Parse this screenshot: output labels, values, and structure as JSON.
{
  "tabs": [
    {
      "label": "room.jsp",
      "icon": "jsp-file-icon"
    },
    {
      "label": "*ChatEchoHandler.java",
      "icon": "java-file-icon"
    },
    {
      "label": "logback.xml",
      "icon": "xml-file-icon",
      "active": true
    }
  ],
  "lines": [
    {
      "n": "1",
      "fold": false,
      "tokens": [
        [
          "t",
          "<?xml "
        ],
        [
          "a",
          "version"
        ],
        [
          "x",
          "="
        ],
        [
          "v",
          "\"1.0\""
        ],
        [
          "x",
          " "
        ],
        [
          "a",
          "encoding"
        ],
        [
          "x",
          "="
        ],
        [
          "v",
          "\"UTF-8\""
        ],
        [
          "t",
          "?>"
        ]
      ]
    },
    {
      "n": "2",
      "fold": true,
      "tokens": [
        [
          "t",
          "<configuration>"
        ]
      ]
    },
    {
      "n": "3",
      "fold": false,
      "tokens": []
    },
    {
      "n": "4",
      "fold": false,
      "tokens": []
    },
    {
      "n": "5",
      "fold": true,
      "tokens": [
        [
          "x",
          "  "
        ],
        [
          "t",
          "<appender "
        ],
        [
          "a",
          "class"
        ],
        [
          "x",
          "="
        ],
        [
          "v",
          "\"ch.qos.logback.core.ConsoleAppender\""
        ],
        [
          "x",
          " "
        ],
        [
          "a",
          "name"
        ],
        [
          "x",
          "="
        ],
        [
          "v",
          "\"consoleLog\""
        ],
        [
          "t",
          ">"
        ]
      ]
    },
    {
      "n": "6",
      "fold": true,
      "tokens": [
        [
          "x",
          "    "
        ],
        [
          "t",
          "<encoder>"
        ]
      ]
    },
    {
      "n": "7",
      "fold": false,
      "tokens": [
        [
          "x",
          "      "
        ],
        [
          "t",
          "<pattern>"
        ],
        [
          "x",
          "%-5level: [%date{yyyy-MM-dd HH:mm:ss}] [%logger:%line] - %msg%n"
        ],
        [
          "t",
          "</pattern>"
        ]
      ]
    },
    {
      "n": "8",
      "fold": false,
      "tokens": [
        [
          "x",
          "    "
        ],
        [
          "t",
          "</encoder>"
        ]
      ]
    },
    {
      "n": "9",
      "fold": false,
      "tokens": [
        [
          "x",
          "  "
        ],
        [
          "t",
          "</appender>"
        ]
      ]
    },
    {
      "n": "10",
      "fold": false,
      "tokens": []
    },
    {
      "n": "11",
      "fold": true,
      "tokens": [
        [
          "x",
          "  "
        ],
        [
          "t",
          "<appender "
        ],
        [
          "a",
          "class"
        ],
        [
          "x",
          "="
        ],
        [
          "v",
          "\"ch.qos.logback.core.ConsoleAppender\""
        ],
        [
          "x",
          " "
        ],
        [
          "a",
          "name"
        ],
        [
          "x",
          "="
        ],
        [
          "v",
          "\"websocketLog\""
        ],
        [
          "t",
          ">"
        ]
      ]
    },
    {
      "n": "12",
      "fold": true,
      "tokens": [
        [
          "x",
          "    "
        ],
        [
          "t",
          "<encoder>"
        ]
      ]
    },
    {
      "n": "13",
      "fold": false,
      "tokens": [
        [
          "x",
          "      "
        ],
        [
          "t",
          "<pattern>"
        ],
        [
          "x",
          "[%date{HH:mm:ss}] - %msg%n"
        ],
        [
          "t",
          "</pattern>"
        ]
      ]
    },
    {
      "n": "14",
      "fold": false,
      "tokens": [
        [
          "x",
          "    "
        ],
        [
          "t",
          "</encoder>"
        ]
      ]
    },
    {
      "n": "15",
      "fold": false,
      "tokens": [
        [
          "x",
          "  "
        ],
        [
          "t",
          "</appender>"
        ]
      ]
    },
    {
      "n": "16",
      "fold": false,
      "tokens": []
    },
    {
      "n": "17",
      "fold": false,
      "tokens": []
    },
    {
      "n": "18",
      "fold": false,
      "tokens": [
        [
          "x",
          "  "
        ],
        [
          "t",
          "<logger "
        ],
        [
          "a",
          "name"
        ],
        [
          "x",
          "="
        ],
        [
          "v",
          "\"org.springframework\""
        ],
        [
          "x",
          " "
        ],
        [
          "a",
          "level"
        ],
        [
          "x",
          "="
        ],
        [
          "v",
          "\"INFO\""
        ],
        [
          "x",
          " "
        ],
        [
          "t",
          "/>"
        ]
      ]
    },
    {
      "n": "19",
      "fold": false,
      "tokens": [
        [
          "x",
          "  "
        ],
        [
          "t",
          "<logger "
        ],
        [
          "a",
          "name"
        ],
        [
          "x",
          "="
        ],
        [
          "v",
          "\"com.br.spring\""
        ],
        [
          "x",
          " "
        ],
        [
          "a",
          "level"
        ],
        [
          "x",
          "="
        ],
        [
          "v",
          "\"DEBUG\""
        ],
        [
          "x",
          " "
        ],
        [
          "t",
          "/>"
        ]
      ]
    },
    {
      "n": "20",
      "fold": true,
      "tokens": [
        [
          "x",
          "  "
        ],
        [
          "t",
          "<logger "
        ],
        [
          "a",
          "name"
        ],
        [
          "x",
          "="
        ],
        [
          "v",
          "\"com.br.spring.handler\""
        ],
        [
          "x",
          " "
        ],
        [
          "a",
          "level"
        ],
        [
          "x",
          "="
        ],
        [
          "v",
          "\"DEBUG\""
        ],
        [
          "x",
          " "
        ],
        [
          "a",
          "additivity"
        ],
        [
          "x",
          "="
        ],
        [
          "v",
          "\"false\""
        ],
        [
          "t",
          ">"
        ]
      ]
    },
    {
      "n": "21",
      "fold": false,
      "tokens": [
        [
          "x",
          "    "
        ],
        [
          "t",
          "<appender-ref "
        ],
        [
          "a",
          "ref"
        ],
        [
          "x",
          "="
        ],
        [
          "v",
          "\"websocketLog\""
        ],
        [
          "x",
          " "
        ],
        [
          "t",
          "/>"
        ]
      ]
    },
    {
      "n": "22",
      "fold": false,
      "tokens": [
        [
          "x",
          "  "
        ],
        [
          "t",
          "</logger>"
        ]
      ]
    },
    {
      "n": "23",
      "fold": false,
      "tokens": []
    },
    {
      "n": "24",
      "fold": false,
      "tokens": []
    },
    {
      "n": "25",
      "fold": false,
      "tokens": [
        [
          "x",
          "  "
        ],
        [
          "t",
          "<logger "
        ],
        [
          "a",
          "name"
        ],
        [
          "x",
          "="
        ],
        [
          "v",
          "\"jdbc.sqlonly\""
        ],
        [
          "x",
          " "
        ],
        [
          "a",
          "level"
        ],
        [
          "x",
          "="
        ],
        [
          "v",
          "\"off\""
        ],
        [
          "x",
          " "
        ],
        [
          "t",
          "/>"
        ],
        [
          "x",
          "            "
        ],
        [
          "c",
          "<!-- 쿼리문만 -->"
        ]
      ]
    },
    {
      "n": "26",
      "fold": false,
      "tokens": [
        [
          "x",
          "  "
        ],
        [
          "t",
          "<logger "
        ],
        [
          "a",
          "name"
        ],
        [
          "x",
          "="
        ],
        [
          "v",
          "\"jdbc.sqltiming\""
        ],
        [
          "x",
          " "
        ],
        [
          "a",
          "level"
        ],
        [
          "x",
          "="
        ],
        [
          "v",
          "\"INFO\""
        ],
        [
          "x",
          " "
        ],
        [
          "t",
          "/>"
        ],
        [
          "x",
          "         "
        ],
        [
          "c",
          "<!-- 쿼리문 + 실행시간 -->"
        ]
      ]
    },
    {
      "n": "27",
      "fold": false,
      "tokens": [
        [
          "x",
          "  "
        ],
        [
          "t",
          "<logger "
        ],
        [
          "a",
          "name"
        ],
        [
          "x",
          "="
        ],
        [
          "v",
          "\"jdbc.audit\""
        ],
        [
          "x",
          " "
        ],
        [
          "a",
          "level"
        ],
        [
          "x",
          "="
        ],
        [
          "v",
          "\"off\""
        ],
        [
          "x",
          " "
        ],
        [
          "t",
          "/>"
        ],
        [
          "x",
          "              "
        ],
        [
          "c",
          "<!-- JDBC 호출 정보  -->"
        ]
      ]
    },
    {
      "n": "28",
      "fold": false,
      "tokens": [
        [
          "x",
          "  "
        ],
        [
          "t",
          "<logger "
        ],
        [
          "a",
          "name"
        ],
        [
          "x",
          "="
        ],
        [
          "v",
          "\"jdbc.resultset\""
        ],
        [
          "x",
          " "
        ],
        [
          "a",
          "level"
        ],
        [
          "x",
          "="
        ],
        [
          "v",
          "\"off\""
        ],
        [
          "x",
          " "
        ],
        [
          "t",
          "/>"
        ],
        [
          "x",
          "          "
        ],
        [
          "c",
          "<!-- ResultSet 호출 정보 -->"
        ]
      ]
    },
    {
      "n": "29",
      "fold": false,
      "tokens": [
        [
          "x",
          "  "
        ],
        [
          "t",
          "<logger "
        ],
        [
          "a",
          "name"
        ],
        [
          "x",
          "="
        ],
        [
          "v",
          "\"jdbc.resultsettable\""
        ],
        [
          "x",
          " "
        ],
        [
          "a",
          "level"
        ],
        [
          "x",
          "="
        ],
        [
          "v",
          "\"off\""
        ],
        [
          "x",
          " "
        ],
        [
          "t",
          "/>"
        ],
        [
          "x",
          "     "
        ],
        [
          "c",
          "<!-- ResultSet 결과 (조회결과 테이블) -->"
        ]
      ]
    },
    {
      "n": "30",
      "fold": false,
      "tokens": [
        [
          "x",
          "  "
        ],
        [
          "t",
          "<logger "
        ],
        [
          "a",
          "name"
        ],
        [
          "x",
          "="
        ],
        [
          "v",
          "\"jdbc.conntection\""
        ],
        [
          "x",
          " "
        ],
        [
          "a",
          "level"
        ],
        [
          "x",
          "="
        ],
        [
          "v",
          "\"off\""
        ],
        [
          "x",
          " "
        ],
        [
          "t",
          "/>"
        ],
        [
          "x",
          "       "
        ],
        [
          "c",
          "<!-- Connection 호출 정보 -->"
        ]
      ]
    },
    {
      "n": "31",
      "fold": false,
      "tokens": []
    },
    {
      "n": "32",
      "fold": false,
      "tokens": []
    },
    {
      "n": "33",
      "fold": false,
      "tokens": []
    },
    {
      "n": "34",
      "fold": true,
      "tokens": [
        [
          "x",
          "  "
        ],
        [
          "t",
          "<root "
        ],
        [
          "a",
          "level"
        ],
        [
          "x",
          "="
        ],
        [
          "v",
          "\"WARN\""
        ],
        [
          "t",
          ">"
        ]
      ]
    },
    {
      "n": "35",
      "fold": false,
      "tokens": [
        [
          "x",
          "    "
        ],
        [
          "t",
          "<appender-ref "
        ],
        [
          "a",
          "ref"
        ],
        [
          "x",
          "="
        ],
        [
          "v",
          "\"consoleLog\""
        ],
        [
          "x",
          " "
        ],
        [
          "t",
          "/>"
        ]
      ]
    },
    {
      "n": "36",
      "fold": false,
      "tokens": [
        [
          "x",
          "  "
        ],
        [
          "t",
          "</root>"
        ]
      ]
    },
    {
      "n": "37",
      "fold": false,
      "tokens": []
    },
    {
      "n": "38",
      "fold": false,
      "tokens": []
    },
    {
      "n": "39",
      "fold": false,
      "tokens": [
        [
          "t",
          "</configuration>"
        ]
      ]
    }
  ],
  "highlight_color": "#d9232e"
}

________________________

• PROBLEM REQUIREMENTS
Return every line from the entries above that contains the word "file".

• EXPECTED ANSWER
      "icon": "jsp-file-icon"
      "icon": "java-file-icon"
      "icon": "xml-file-icon",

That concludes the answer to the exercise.